» What to work on
Your copy of the listing should be exact and should contain no pictures.

» Record set
————————

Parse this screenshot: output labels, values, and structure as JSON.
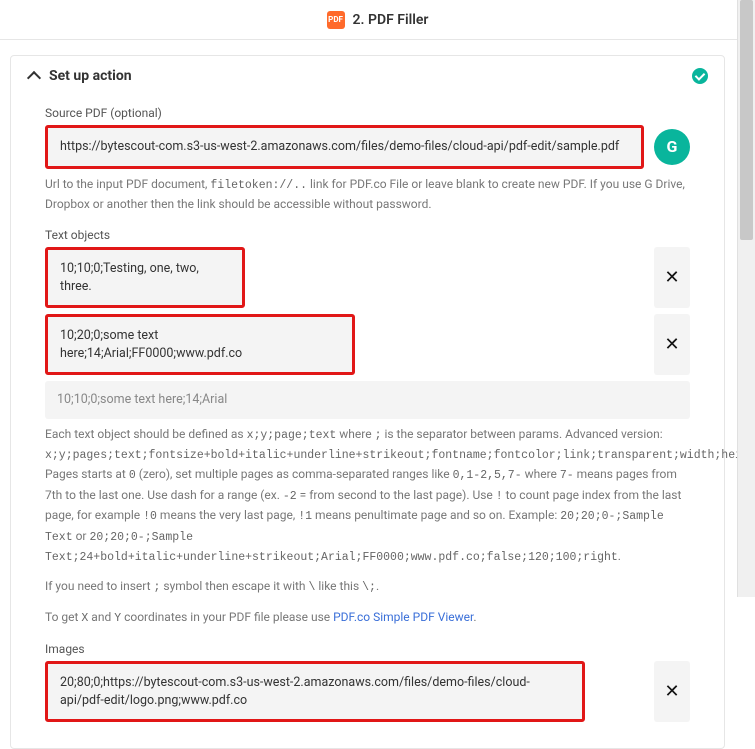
{
  "header": {
    "step_label": "2. PDF Filler"
  },
  "panel": {
    "title": "Set up action"
  },
  "source_pdf": {
    "label": "Source PDF (optional)",
    "value": "https://bytescout-com.s3-us-west-2.amazonaws.com/files/demo-files/cloud-api/pdf-edit/sample.pdf",
    "help_prefix": "Url to the input PDF document, ",
    "help_code": "filetoken://..",
    "help_suffix": " link for PDF.co File or leave blank to create new PDF. If you use G Drive, Dropbox or another then the link should be accessible without password."
  },
  "text_objects": {
    "label": "Text objects",
    "rows": [
      "10;10;0;Testing, one, two, three.",
      "10;20;0;some text here;14;Arial;FF0000;www.pdf.co"
    ],
    "placeholder": "10;10;0;some text here;14;Arial",
    "help_line1_a": "Each text object should be defined as ",
    "help_line1_code": "x;y;page;text",
    "help_line1_b": " where ",
    "help_line1_sep": ";",
    "help_line1_c": " is the separator between params. Advanced version: ",
    "help_line2_code": "x;y;pages;text;fontsize+bold+italic+underline+strikeout;fontname;fontcolor;link;transparent;width;height;alignment",
    "help_line2_b": ". Pages starts at ",
    "help_line2_zero": "0",
    "help_line2_c": " (zero), set multiple pages as comma-separated ranges like ",
    "help_line2_ranges": "0,1-2,5,7-",
    "help_line2_d": " where ",
    "help_line2_seven": "7-",
    "help_line2_e": " means pages from 7th to the last one. Use dash for a range (ex. ",
    "help_line2_neg2": "-2",
    "help_line2_f": " = from second to the last page). Use ",
    "help_line2_bang": "!",
    "help_line2_g": " to count page index from the last page, for example ",
    "help_line2_bang0": "!0",
    "help_line2_h": " means the very last page, ",
    "help_line2_bang1": "!1",
    "help_line2_i": " means penultimate page and so on. Example: ",
    "help_line2_ex1": "20;20;0-;Sample Text",
    "help_line2_j": " or ",
    "help_line2_ex2": "20;20;0-;Sample Text;24+bold+italic+underline+strikeout;Arial;FF0000;www.pdf.co;false;120;100;right",
    "help_line2_k": ".",
    "help_escape_a": "If you need to insert ",
    "help_escape_semi": ";",
    "help_escape_b": " symbol then escape it with ",
    "help_escape_bs": "\\",
    "help_escape_c": " like this ",
    "help_escape_ex": "\\;",
    "help_escape_d": ".",
    "help_coords_a": "To get ",
    "help_coords_x": "X",
    "help_coords_b": " and ",
    "help_coords_y": "Y",
    "help_coords_c": " coordinates in your PDF file please use ",
    "help_coords_link": "PDF.co Simple PDF Viewer",
    "help_coords_d": "."
  },
  "images": {
    "label": "Images",
    "rows": [
      "20;80;0;https://bytescout-com.s3-us-west-2.amazonaws.com/files/demo-files/cloud-api/pdf-edit/logo.png;www.pdf.co"
    ]
  },
  "icons": {
    "remove": "✕",
    "grammarly": "G"
  }
}
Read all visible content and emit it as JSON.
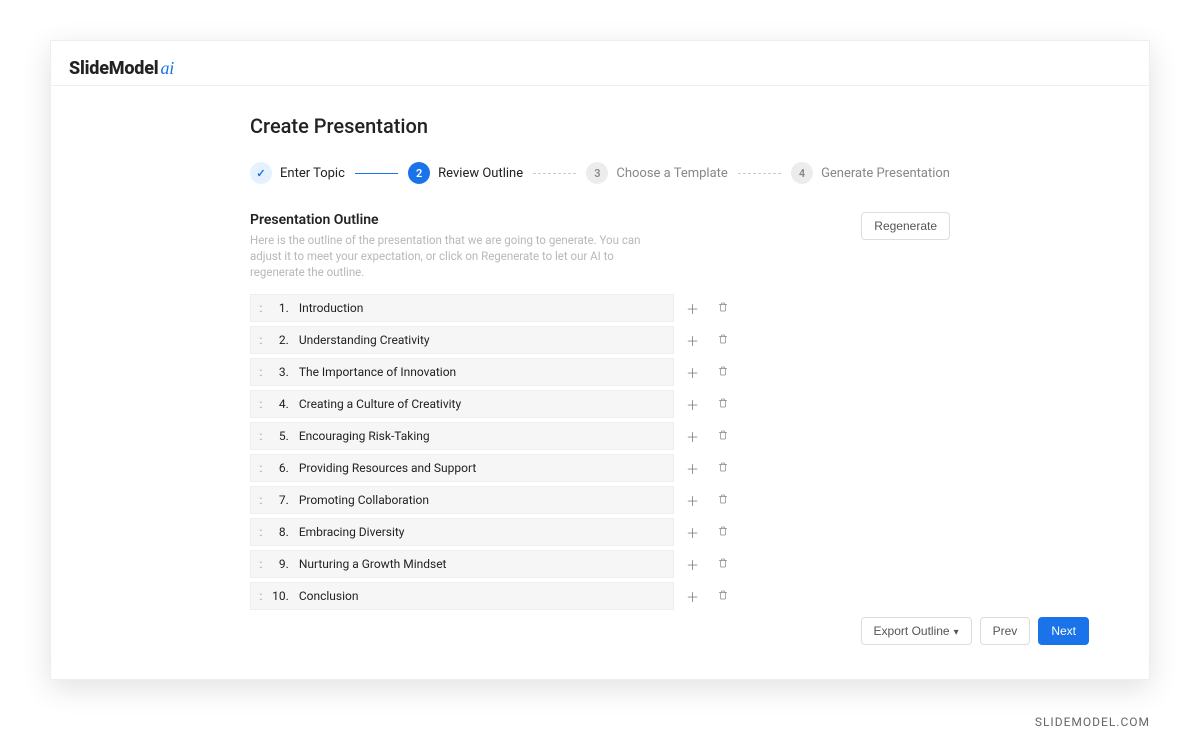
{
  "brand": {
    "name": "SlideModel",
    "suffix": "ai"
  },
  "page_title": "Create Presentation",
  "stepper": {
    "steps": [
      {
        "label": "Enter Topic",
        "state": "done"
      },
      {
        "label": "Review Outline",
        "number": "2",
        "state": "active"
      },
      {
        "label": "Choose a Template",
        "number": "3",
        "state": "pending"
      },
      {
        "label": "Generate Presentation",
        "number": "4",
        "state": "pending"
      }
    ]
  },
  "outline": {
    "title": "Presentation Outline",
    "description": "Here is the outline of the presentation that we are going to generate.\nYou can adjust it to meet your expectation, or click on Regenerate to let our AI to regenerate the outline.",
    "regenerate_label": "Regenerate",
    "items": [
      {
        "n": "1.",
        "title": "Introduction"
      },
      {
        "n": "2.",
        "title": "Understanding Creativity"
      },
      {
        "n": "3.",
        "title": "The Importance of Innovation"
      },
      {
        "n": "4.",
        "title": "Creating a Culture of Creativity"
      },
      {
        "n": "5.",
        "title": "Encouraging Risk-Taking"
      },
      {
        "n": "6.",
        "title": "Providing Resources and Support"
      },
      {
        "n": "7.",
        "title": "Promoting Collaboration"
      },
      {
        "n": "8.",
        "title": "Embracing Diversity"
      },
      {
        "n": "9.",
        "title": "Nurturing a Growth Mindset"
      },
      {
        "n": "10.",
        "title": "Conclusion"
      }
    ]
  },
  "footer": {
    "export_label": "Export Outline",
    "prev_label": "Prev",
    "next_label": "Next"
  },
  "watermark": "SLIDEMODEL.COM",
  "icons": {
    "check": "✓",
    "plus": "＋"
  }
}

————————

» Result
Parse this screenshot: output labels, values, and structure as JSON.
{
  "header": {
    "step_label": "2. PDF Filler"
  },
  "panel": {
    "title": "Set up action"
  },
  "source_pdf": {
    "label": "Source PDF (optional)",
    "value": "https://bytescout-com.s3-us-west-2.amazonaws.com/files/demo-files/cloud-api/pdf-edit/sample.pdf",
    "help_prefix": "Url to the input PDF document, ",
    "help_code": "filetoken://..",
    "help_suffix": " link for PDF.co File or leave blank to create new PDF. If you use G Drive, Dropbox or another then the link should be accessible without password."
  },
  "text_objects": {
    "label": "Text objects",
    "rows": [
      "10;10;0;Testing, one, two, three.",
      "10;20;0;some text here;14;Arial;FF0000;www.pdf.co"
    ],
    "placeholder": "10;10;0;some text here;14;Arial",
    "help_line1_a": "Each text object should be defined as ",
    "help_line1_code": "x;y;page;text",
    "help_line1_b": " where ",
    "help_line1_sep": ";",
    "help_line1_c": " is the separator between params. Advanced version: ",
    "help_line2_code": "x;y;pages;text;fontsize+bold+italic+underline+strikeout;fontname;fontcolor;link;transparent;width;height;alignment",
    "help_line2_b": ". Pages starts at ",
    "help_line2_zero": "0",
    "help_line2_c": " (zero), set multiple pages as comma-separated ranges like ",
    "help_line2_ranges": "0,1-2,5,7-",
    "help_line2_d": " where ",
    "help_line2_seven": "7-",
    "help_line2_e": " means pages from 7th to the last one. Use dash for a range (ex. ",
    "help_line2_neg2": "-2",
    "help_line2_f": " = from second to the last page). Use ",
    "help_line2_bang": "!",
    "help_line2_g": " to count page index from the last page, for example ",
    "help_line2_bang0": "!0",
    "help_line2_h": " means the very last page, ",
    "help_line2_bang1": "!1",
    "help_line2_i": " means penultimate page and so on. Example: ",
    "help_line2_ex1": "20;20;0-;Sample Text",
    "help_line2_j": " or ",
    "help_line2_ex2": "20;20;0-;Sample Text;24+bold+italic+underline+strikeout;Arial;FF0000;www.pdf.co;false;120;100;right",
    "help_line2_k": ".",
    "help_escape_a": "If you need to insert ",
    "help_escape_semi": ";",
    "help_escape_b": " symbol then escape it with ",
    "help_escape_bs": "\\",
    "help_escape_c": " like this ",
    "help_escape_ex": "\\;",
    "help_escape_d": ".",
    "help_coords_a": "To get ",
    "help_coords_x": "X",
    "help_coords_b": " and ",
    "help_coords_y": "Y",
    "help_coords_c": " coordinates in your PDF file please use ",
    "help_coords_link": "PDF.co Simple PDF Viewer",
    "help_coords_d": "."
  },
  "images": {
    "label": "Images",
    "rows": [
      "20;80;0;https://bytescout-com.s3-us-west-2.amazonaws.com/files/demo-files/cloud-api/pdf-edit/logo.png;www.pdf.co"
    ]
  },
  "icons": {
    "remove": "✕",
    "grammarly": "G"
  }
}
Read all visible content and emit it as JSON.
{
  "brand": {
    "name": "SlideModel",
    "suffix": "ai"
  },
  "page_title": "Create Presentation",
  "stepper": {
    "steps": [
      {
        "label": "Enter Topic",
        "state": "done"
      },
      {
        "label": "Review Outline",
        "number": "2",
        "state": "active"
      },
      {
        "label": "Choose a Template",
        "number": "3",
        "state": "pending"
      },
      {
        "label": "Generate Presentation",
        "number": "4",
        "state": "pending"
      }
    ]
  },
  "outline": {
    "title": "Presentation Outline",
    "description": "Here is the outline of the presentation that we are going to generate.\nYou can adjust it to meet your expectation, or click on Regenerate to let our AI to regenerate the outline.",
    "regenerate_label": "Regenerate",
    "items": [
      {
        "n": "1.",
        "title": "Introduction"
      },
      {
        "n": "2.",
        "title": "Understanding Creativity"
      },
      {
        "n": "3.",
        "title": "The Importance of Innovation"
      },
      {
        "n": "4.",
        "title": "Creating a Culture of Creativity"
      },
      {
        "n": "5.",
        "title": "Encouraging Risk-Taking"
      },
      {
        "n": "6.",
        "title": "Providing Resources and Support"
      },
      {
        "n": "7.",
        "title": "Promoting Collaboration"
      },
      {
        "n": "8.",
        "title": "Embracing Diversity"
      },
      {
        "n": "9.",
        "title": "Nurturing a Growth Mindset"
      },
      {
        "n": "10.",
        "title": "Conclusion"
      }
    ]
  },
  "footer": {
    "export_label": "Export Outline",
    "prev_label": "Prev",
    "next_label": "Next"
  },
  "watermark": "SLIDEMODEL.COM",
  "icons": {
    "check": "✓",
    "plus": "＋"
  }
}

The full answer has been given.